Maysara Abdullah Hussein, professor of archeology at Cairo University and owner of the selection and translation of ancient Egyptian songs in the two major ceremonies, the opening of the road of rams and the procession of royal mummies, tells the story of the Opet Festival from its beginning until its extinction in the Roman era.
Hussein told “Sky News Arabia” that the celebration of the Opet Festival was held every year with the beginning of the flood in the second half of the second month of the flood season, which corresponds to August 30 in today’s accounts, and his philosophy was that the entire universe regains its vitality, health and renewal, In preparation for the new agricultural season.
Hussein adds, “The Opet Festival originated mainly in the city of Luxor around 2000 BC, in the era of the Middle Kingdom, and when Luxor became the capital of Egypt during the Middle Kingdom, its local holidays became of a national nature, including the Opet.”
The Egyptian academic explains: “The god Amun-Ra, Lord of the Karnak temple, was his main function as the king of the gods, and the ownership of this god, like that of humans, was renewed every year, and until the god Amun-Ra’s ownership on the throne of the gods was renewed, his predecessor, the god Amun, had to give it to him. Luxor, so the procession on the Feast of Opet moved from Karnak Temple to Luxor Temple for this purpose.

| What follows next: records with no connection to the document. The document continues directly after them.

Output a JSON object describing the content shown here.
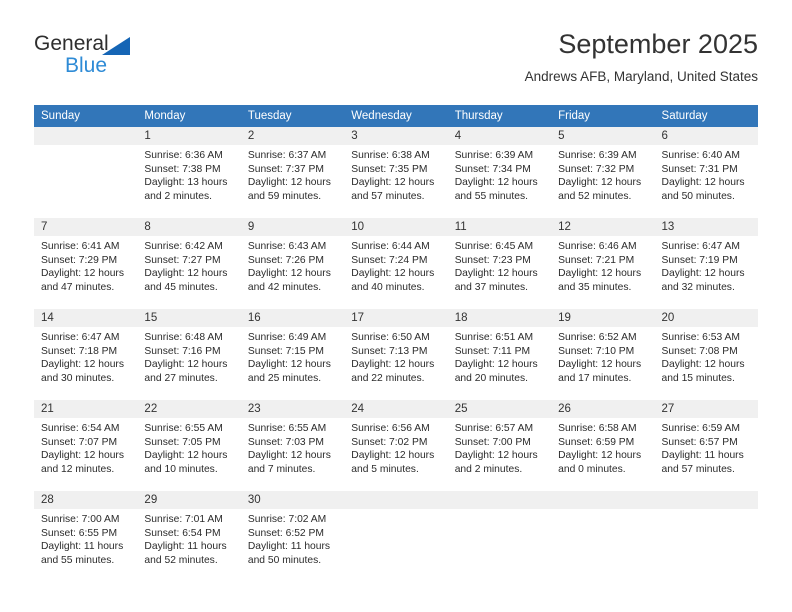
{
  "brand": {
    "name_part1": "General",
    "name_part2": "Blue",
    "logo_icon": "blue-triangle-logo"
  },
  "header": {
    "title": "September 2025",
    "subtitle": "Andrews AFB, Maryland, United States"
  },
  "colors": {
    "header_blue": "#3276b9",
    "brand_blue": "#2e8bd6",
    "logo_triangle_blue": "#1565b5",
    "day_number_band": "#f0f0f0",
    "text": "#333333"
  },
  "calendar": {
    "weekday_headers": [
      "Sunday",
      "Monday",
      "Tuesday",
      "Wednesday",
      "Thursday",
      "Friday",
      "Saturday"
    ],
    "weeks": [
      [
        {
          "day": "",
          "blank": true,
          "sunrise": "",
          "sunset": "",
          "daylight_line1": "",
          "daylight_line2": ""
        },
        {
          "day": "1",
          "sunrise": "Sunrise: 6:36 AM",
          "sunset": "Sunset: 7:38 PM",
          "daylight_line1": "Daylight: 13 hours",
          "daylight_line2": "and 2 minutes."
        },
        {
          "day": "2",
          "sunrise": "Sunrise: 6:37 AM",
          "sunset": "Sunset: 7:37 PM",
          "daylight_line1": "Daylight: 12 hours",
          "daylight_line2": "and 59 minutes."
        },
        {
          "day": "3",
          "sunrise": "Sunrise: 6:38 AM",
          "sunset": "Sunset: 7:35 PM",
          "daylight_line1": "Daylight: 12 hours",
          "daylight_line2": "and 57 minutes."
        },
        {
          "day": "4",
          "sunrise": "Sunrise: 6:39 AM",
          "sunset": "Sunset: 7:34 PM",
          "daylight_line1": "Daylight: 12 hours",
          "daylight_line2": "and 55 minutes."
        },
        {
          "day": "5",
          "sunrise": "Sunrise: 6:39 AM",
          "sunset": "Sunset: 7:32 PM",
          "daylight_line1": "Daylight: 12 hours",
          "daylight_line2": "and 52 minutes."
        },
        {
          "day": "6",
          "sunrise": "Sunrise: 6:40 AM",
          "sunset": "Sunset: 7:31 PM",
          "daylight_line1": "Daylight: 12 hours",
          "daylight_line2": "and 50 minutes."
        }
      ],
      [
        {
          "day": "7",
          "sunrise": "Sunrise: 6:41 AM",
          "sunset": "Sunset: 7:29 PM",
          "daylight_line1": "Daylight: 12 hours",
          "daylight_line2": "and 47 minutes."
        },
        {
          "day": "8",
          "sunrise": "Sunrise: 6:42 AM",
          "sunset": "Sunset: 7:27 PM",
          "daylight_line1": "Daylight: 12 hours",
          "daylight_line2": "and 45 minutes."
        },
        {
          "day": "9",
          "sunrise": "Sunrise: 6:43 AM",
          "sunset": "Sunset: 7:26 PM",
          "daylight_line1": "Daylight: 12 hours",
          "daylight_line2": "and 42 minutes."
        },
        {
          "day": "10",
          "sunrise": "Sunrise: 6:44 AM",
          "sunset": "Sunset: 7:24 PM",
          "daylight_line1": "Daylight: 12 hours",
          "daylight_line2": "and 40 minutes."
        },
        {
          "day": "11",
          "sunrise": "Sunrise: 6:45 AM",
          "sunset": "Sunset: 7:23 PM",
          "daylight_line1": "Daylight: 12 hours",
          "daylight_line2": "and 37 minutes."
        },
        {
          "day": "12",
          "sunrise": "Sunrise: 6:46 AM",
          "sunset": "Sunset: 7:21 PM",
          "daylight_line1": "Daylight: 12 hours",
          "daylight_line2": "and 35 minutes."
        },
        {
          "day": "13",
          "sunrise": "Sunrise: 6:47 AM",
          "sunset": "Sunset: 7:19 PM",
          "daylight_line1": "Daylight: 12 hours",
          "daylight_line2": "and 32 minutes."
        }
      ],
      [
        {
          "day": "14",
          "sunrise": "Sunrise: 6:47 AM",
          "sunset": "Sunset: 7:18 PM",
          "daylight_line1": "Daylight: 12 hours",
          "daylight_line2": "and 30 minutes."
        },
        {
          "day": "15",
          "sunrise": "Sunrise: 6:48 AM",
          "sunset": "Sunset: 7:16 PM",
          "daylight_line1": "Daylight: 12 hours",
          "daylight_line2": "and 27 minutes."
        },
        {
          "day": "16",
          "sunrise": "Sunrise: 6:49 AM",
          "sunset": "Sunset: 7:15 PM",
          "daylight_line1": "Daylight: 12 hours",
          "daylight_line2": "and 25 minutes."
        },
        {
          "day": "17",
          "sunrise": "Sunrise: 6:50 AM",
          "sunset": "Sunset: 7:13 PM",
          "daylight_line1": "Daylight: 12 hours",
          "daylight_line2": "and 22 minutes."
        },
        {
          "day": "18",
          "sunrise": "Sunrise: 6:51 AM",
          "sunset": "Sunset: 7:11 PM",
          "daylight_line1": "Daylight: 12 hours",
          "daylight_line2": "and 20 minutes."
        },
        {
          "day": "19",
          "sunrise": "Sunrise: 6:52 AM",
          "sunset": "Sunset: 7:10 PM",
          "daylight_line1": "Daylight: 12 hours",
          "daylight_line2": "and 17 minutes."
        },
        {
          "day": "20",
          "sunrise": "Sunrise: 6:53 AM",
          "sunset": "Sunset: 7:08 PM",
          "daylight_line1": "Daylight: 12 hours",
          "daylight_line2": "and 15 minutes."
        }
      ],
      [
        {
          "day": "21",
          "sunrise": "Sunrise: 6:54 AM",
          "sunset": "Sunset: 7:07 PM",
          "daylight_line1": "Daylight: 12 hours",
          "daylight_line2": "and 12 minutes."
        },
        {
          "day": "22",
          "sunrise": "Sunrise: 6:55 AM",
          "sunset": "Sunset: 7:05 PM",
          "daylight_line1": "Daylight: 12 hours",
          "daylight_line2": "and 10 minutes."
        },
        {
          "day": "23",
          "sunrise": "Sunrise: 6:55 AM",
          "sunset": "Sunset: 7:03 PM",
          "daylight_line1": "Daylight: 12 hours",
          "daylight_line2": "and 7 minutes."
        },
        {
          "day": "24",
          "sunrise": "Sunrise: 6:56 AM",
          "sunset": "Sunset: 7:02 PM",
          "daylight_line1": "Daylight: 12 hours",
          "daylight_line2": "and 5 minutes."
        },
        {
          "day": "25",
          "sunrise": "Sunrise: 6:57 AM",
          "sunset": "Sunset: 7:00 PM",
          "daylight_line1": "Daylight: 12 hours",
          "daylight_line2": "and 2 minutes."
        },
        {
          "day": "26",
          "sunrise": "Sunrise: 6:58 AM",
          "sunset": "Sunset: 6:59 PM",
          "daylight_line1": "Daylight: 12 hours",
          "daylight_line2": "and 0 minutes."
        },
        {
          "day": "27",
          "sunrise": "Sunrise: 6:59 AM",
          "sunset": "Sunset: 6:57 PM",
          "daylight_line1": "Daylight: 11 hours",
          "daylight_line2": "and 57 minutes."
        }
      ],
      [
        {
          "day": "28",
          "sunrise": "Sunrise: 7:00 AM",
          "sunset": "Sunset: 6:55 PM",
          "daylight_line1": "Daylight: 11 hours",
          "daylight_line2": "and 55 minutes."
        },
        {
          "day": "29",
          "sunrise": "Sunrise: 7:01 AM",
          "sunset": "Sunset: 6:54 PM",
          "daylight_line1": "Daylight: 11 hours",
          "daylight_line2": "and 52 minutes."
        },
        {
          "day": "30",
          "sunrise": "Sunrise: 7:02 AM",
          "sunset": "Sunset: 6:52 PM",
          "daylight_line1": "Daylight: 11 hours",
          "daylight_line2": "and 50 minutes."
        },
        {
          "day": "",
          "blank": true,
          "sunrise": "",
          "sunset": "",
          "daylight_line1": "",
          "daylight_line2": ""
        },
        {
          "day": "",
          "blank": true,
          "sunrise": "",
          "sunset": "",
          "daylight_line1": "",
          "daylight_line2": ""
        },
        {
          "day": "",
          "blank": true,
          "sunrise": "",
          "sunset": "",
          "daylight_line1": "",
          "daylight_line2": ""
        },
        {
          "day": "",
          "blank": true,
          "sunrise": "",
          "sunset": "",
          "daylight_line1": "",
          "daylight_line2": ""
        }
      ]
    ]
  }
}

These rituals were taking place in the Luxor Temple, whose name was “Ibt-Resit” and translated in Arabic as the Southern Sanctuary. It means the Temple of the Sanctuary.
The professor of archeology says that “the feast takes place in the Ebit cabin, which is a large hall in the Luxor temple, and in the era of the modern state, the duration of the celebration of the feast was up to 11 days during the reign of Queen Hatshepsut, and during the reign of Ramses II, the duration of the celebration was up to 22 days, but in the afternoon The celebrations lasted for 27 days.
The feast rituals start from the Karnak temple, where offerings are made to the gods, then the procession moves on the road of rams to the Luxor Temple, in which priests walk carrying 4 boats containing statues of 3 deities, Amun, Nut and Khonsu, along with a boat carrying the statue of King Amun-Ra.
During the procession, the procession would stop 6 times, so that the common people could participate in the celebration rituals, before finally reaching the Luxor Temple.
Hussein says that the details of what was going on in the Luxor Temple are still ambiguous due to the loss of the last part of the temple walls, but “what we know is that the god Amun, the Lord of Luxor Temple, was crowning the god Amun-Ra, the Lord of Karnak Temple, and giving fertility to the Egyptian land.”
On the way back to the temple of Karnak, great ceremonial rites were held, where joy was spread, drinks were made and offerings were made in tents along the way, and each tent was accompanied by a band, in addition to the participation of military music and foreign bands.
The Egyptian academic says that the lists of offerings included more than 50 species, including geese, roast ducks, sacrifices of cows and deer, as well as all kinds of pies and cakes made of honey.
Hussein points out that the feast procession in the era of Hatshepsut used to move on foot in the way of rams, but during the reign of King Amenhotep III it was moving in the Nile, and it also stopped 6 times on its way, and here he stresses that “the road of rams was not established only for the sake of Eid The Opet, where religious processions took place approximately every 10 days.
Has the Feast of the Day disappeared?
According to the Egyptian academic, the Opet feast began to disappear with the Roman era when the Romans closed the Luxor Temple, which was the main headquarters of the celebration, so that in 130 AD the temple was transformed into a Roman fortress, which became the seat of the Roman garrison that governs Upper Egypt.
Because of the closure of the Luxor Temple, there was no place to celebrate, so the people roamed the streets of Luxor carrying the boats of the gods, and with the entry of Christianity into Egypt and the issuance of the decree to close the temples in 391 AD, and over time, the Opet festival disappeared, even the path of rams itself, which was a path for processions began to disappear under the dust , until it was discovered in 1949.
Among the distinctive features of the Opet feast is that it left traces of it despite its disappearance. The month of its chapter in the Coptic year is derived from the Opet feast, and echoes of this feast are still present in Luxor. It was used thousands of years ago.
Hussein concludes his speech by stressing that the celebration of the opening of the Rams Road is not a celebration of the Opet Festival, and does not aim to retrieval of events from ancient Egypt, as all the details are different in terms of the date and rituals of the feast, but the celebration is an inspiration for this spirit and a restoration of the identity of the city of Luxor.